American Psychiatric Association. Diagnostic and statistical manual of mental disorders (5th ed). Washington, DC: American Psychiatric Association; 2013.
Bushberg JT, Seibert JA, Leidholdt EM Jr., Boone JM. The essential physics of medical imaging (3rd ed). Philadelphia, PA: Lippincott Williams & Wilkins; 2012.
American Institute of Ultrasound in Medicine. Official statement on "Safety in training and research." http://www.aium.org/officialStatements/36. Published 2012 Apr 1; Accessed 2015 Sep 22.
Brandt J, Benedict R. Hopkins Verbal Learning Test-Revised: Professional Manual. PAR: Florida; 2001.
46Benedict RHB. Brief Visuospatial Memory Test - Revised: Professional Manual. Lutz, FL: Psychological Assessment Resources, Inc; 1997

Responsible Party: Gary Small, MD, Professor of Psychiatry and Biobehavioral Sciences, University of California, Los Angeles
ClinicalTrials.gov Identifier: NCT03347084     History of Changes
Other Study ID Numbers: 16-001314
First Posted: November 20, 2017    Key Record Dates
Last Update Posted: March 22, 2018
Last Verified: March 2018
Individual Participant Data (IPD) Sharing Statement:
Plan to Share IPD: No

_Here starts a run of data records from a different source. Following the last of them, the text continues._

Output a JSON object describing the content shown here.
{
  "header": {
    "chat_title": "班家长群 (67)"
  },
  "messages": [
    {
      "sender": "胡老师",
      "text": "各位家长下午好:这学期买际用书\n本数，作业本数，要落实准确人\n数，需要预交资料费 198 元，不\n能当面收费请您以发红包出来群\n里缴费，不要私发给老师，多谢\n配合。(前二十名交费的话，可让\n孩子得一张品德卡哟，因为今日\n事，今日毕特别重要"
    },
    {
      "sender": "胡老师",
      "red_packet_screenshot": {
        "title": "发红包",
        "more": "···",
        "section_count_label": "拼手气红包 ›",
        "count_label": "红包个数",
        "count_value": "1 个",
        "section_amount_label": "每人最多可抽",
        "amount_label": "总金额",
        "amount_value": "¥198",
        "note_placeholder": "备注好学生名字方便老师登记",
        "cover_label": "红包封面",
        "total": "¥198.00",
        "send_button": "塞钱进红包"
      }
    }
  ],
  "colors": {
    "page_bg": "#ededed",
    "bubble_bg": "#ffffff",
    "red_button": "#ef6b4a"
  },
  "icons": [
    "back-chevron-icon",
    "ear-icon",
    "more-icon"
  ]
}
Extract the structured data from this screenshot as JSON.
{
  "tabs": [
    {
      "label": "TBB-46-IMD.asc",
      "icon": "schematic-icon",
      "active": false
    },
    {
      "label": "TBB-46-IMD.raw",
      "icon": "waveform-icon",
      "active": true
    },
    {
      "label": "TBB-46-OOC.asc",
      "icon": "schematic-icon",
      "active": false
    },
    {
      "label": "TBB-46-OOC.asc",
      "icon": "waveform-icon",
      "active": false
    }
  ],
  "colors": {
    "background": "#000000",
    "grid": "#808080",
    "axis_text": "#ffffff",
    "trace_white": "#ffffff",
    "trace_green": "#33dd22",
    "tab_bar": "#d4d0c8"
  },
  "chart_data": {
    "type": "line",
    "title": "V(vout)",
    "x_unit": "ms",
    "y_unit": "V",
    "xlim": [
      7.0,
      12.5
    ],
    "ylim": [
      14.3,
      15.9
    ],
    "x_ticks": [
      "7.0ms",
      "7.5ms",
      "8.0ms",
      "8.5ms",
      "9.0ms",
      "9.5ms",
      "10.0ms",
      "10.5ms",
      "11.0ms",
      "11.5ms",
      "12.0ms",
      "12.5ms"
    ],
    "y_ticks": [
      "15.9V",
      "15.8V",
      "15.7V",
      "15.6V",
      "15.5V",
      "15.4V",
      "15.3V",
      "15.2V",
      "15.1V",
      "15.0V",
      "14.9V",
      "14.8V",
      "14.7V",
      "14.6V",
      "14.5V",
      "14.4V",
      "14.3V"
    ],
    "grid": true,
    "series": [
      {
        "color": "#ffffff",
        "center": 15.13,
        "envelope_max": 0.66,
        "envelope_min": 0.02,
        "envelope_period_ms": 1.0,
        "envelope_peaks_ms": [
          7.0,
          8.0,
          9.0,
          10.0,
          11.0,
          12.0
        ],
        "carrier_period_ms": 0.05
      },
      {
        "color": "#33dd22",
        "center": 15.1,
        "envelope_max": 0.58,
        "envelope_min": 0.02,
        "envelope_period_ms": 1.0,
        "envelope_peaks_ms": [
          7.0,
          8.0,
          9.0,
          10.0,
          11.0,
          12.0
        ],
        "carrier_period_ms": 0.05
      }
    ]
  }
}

Studies a U.S. FDA-regulated Drug Product: No
Studies a U.S. FDA-regulated Device Product: Yes
Device Product Not Approved or Cleared by U.S. FDA: No
Pediatric Postmarket Surveillance of a Device Product: No
Product Manufactured in and Exported from the U.S.: Yes

Keywords provided by Gary Small, MD, University of California, Los Angeles:
DBS
brain imaging
Memory
fMRI

Additional relevant MeSH terms:
Alzheimer Disease
Cognitive Dysfunction
Dementia
Brain Diseases
Central Nervous System Diseases
Nervous System Diseases
Tauopathies
Neurodegenerative Diseases
Neurocognitive Disorders
Mental Disorders
Cognition Disorders